**Exercise data**.

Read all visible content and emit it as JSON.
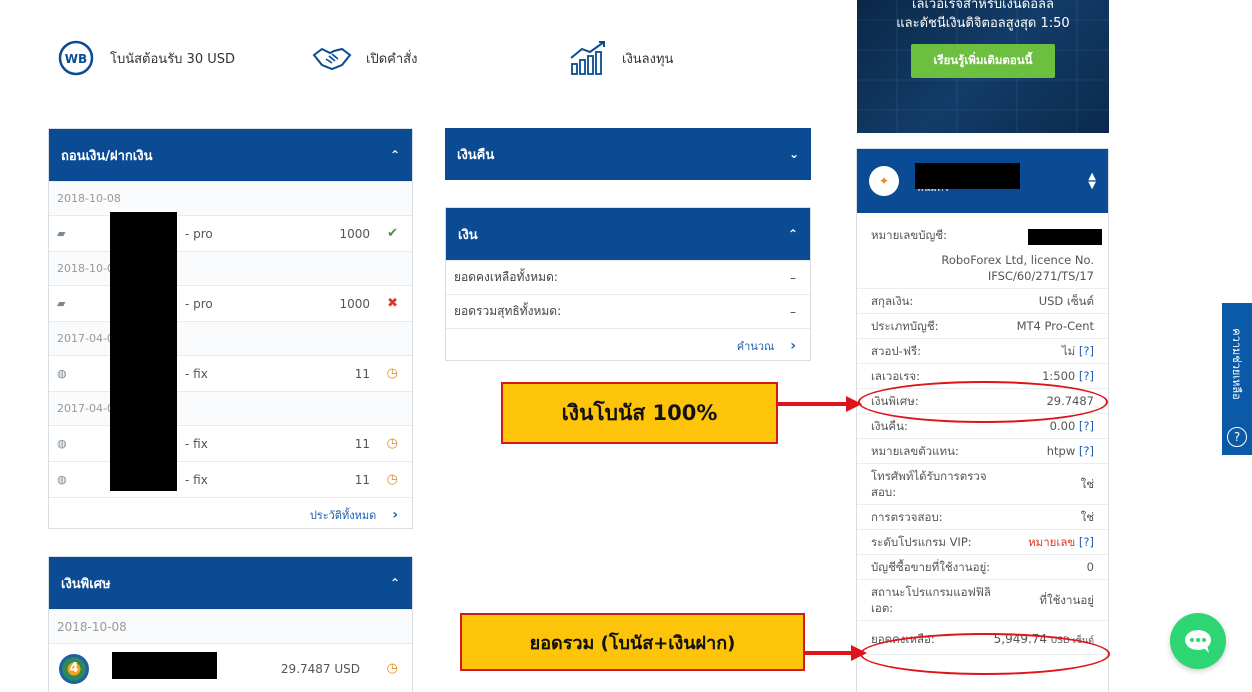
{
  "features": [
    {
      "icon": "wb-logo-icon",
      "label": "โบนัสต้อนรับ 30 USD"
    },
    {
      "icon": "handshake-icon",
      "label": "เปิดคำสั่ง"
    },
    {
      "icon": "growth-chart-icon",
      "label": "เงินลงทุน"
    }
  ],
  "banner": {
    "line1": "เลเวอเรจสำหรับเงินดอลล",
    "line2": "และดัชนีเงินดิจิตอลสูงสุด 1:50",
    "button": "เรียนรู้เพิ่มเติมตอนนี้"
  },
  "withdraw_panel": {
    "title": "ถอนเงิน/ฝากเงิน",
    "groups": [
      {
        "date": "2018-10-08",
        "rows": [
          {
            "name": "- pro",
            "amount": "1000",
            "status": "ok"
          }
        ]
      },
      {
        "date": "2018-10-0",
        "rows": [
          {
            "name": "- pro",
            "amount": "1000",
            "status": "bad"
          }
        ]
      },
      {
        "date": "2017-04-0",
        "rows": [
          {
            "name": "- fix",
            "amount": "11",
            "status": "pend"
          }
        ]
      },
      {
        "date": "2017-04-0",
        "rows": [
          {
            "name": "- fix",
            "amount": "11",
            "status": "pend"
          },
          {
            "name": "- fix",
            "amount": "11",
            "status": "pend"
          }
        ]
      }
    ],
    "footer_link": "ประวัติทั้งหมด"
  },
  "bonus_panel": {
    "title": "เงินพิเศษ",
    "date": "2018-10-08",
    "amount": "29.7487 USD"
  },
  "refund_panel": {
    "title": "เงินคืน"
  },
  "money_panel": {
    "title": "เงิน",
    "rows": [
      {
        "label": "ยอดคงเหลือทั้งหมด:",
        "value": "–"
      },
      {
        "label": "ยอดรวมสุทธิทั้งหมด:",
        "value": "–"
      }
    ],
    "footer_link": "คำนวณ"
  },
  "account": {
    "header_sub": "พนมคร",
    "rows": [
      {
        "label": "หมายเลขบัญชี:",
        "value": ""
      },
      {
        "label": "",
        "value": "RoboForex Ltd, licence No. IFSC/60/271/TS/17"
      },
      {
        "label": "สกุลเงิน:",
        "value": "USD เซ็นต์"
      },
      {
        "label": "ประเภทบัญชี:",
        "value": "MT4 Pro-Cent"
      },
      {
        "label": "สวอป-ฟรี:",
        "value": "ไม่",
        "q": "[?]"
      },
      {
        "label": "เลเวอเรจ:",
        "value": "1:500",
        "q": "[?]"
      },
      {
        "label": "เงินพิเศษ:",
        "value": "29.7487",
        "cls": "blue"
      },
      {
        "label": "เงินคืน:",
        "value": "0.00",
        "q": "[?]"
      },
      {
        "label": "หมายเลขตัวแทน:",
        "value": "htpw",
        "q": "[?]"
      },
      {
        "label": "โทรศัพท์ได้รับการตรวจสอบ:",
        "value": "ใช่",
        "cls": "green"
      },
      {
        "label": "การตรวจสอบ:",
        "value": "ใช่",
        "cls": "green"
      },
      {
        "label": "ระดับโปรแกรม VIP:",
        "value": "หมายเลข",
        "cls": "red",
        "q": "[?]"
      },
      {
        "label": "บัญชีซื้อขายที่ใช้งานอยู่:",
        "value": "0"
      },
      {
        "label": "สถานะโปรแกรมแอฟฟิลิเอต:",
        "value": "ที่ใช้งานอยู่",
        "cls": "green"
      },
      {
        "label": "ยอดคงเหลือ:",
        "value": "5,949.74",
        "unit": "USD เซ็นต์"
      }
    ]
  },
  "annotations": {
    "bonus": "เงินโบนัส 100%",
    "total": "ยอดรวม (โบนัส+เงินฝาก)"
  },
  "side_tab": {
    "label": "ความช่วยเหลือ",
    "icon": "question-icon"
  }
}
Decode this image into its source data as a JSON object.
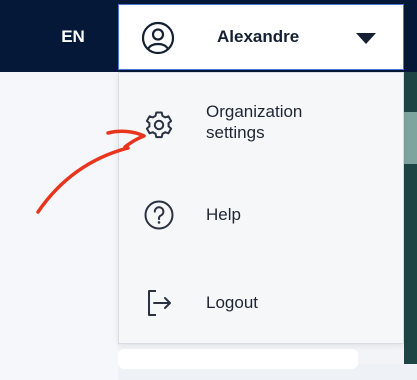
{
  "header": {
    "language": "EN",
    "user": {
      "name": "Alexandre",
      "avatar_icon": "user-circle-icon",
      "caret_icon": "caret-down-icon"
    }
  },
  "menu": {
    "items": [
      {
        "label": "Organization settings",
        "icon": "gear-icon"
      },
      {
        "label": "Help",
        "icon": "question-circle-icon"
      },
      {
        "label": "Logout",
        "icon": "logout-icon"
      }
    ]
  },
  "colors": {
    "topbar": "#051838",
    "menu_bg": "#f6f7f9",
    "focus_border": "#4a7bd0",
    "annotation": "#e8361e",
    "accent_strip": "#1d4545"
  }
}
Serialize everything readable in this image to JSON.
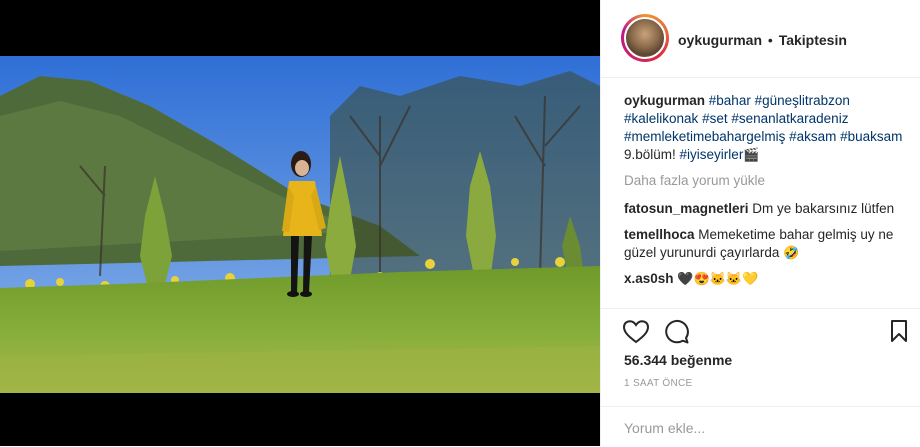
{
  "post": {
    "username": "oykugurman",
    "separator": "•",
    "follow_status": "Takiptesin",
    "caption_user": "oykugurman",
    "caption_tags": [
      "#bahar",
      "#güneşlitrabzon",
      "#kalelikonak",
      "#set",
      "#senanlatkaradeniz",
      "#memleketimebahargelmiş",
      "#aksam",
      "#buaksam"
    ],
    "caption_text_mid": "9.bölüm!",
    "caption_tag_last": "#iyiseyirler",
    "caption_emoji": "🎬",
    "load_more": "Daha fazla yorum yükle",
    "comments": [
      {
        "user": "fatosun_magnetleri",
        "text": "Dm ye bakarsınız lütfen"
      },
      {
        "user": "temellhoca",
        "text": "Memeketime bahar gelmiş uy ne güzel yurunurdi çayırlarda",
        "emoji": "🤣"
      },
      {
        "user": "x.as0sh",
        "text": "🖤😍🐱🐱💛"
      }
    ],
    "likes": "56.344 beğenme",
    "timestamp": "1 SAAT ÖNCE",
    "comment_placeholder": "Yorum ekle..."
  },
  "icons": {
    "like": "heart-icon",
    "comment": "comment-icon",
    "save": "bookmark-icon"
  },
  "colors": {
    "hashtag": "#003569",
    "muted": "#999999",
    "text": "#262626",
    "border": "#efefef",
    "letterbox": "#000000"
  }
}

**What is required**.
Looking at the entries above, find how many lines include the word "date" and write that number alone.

**Result below**.
5